I agree that ideally one should not transmit the private key, but if properly created and protected by a 128 bit passphrase, then the work factor to brute force the passphrase or the key itself should be about the same. Now I don't know what size key is created in the browser with PM. 2048, probably. That is considered not a strong as 128 AES, blowfish, etc... Hopefully its up to 4096.
If Keys could be passed up to the server for use, RSA v3 4096 with 128 bit passphrase to be used both on local key chain and on Protonmail. And if passed using SSL/TLS, then that's what they are doing now.
BTW, I've been looking in browser caches for the private key but can't fine. Does it only last while entering Pphrase?
They said that to upload PGP keys is not too troblesome and that they are looking forward on implementing it. The problem is to not upload on the servers the private key and to keep it locally, this is perceived as very sophisricated and wanted by a few of us and therefore it is even not planned. In my opinion it would represent a piece of the state-of-the-art of criptography...
NB: the private key is always encrypted on the servers therefore always safe, but to never share/sync/upload it even better a lot better!
You should just keep it with you (as a key file) and upload it locally in your browser cache whenever you log in...
I think this is a good alternative for advanced users. Combine with POP3 download of messages and you can decrypt in a separate program outside the browser (which is often a source of exploits).

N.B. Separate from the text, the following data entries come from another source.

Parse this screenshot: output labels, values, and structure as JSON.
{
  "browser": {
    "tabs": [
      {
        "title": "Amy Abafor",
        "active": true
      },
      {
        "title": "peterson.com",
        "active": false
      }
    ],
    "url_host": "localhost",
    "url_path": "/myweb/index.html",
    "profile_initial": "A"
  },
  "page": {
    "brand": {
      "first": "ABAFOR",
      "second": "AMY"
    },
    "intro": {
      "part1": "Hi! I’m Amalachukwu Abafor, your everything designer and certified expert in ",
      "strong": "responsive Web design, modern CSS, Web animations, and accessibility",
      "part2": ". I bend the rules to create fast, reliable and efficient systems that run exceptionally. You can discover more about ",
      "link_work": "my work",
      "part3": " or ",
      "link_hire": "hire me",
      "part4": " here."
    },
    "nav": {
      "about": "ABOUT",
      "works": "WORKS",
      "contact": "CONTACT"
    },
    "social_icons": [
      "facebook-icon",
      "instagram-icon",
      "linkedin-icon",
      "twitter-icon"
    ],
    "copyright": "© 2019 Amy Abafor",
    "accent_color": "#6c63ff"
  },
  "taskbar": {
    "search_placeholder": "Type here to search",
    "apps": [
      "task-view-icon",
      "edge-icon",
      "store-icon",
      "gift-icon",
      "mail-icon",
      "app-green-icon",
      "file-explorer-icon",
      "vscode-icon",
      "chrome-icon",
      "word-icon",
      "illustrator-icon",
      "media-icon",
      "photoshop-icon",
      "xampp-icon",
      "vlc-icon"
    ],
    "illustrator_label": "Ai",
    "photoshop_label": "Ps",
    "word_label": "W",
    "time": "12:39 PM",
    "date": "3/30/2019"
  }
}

If uploading PGP/GPG key pairs to the servers too troublesome, then download keys which are generated at account sign up. They will be passed by SSL/TSL; just as they are now when the private key is pushed to browser during a session. Once the key pair are stored locally, then stand alone programs can use them as well as browser based access. That and POP3 download would make the service useful to the full range of users; non-tech outsiders and savvy crypto advocates.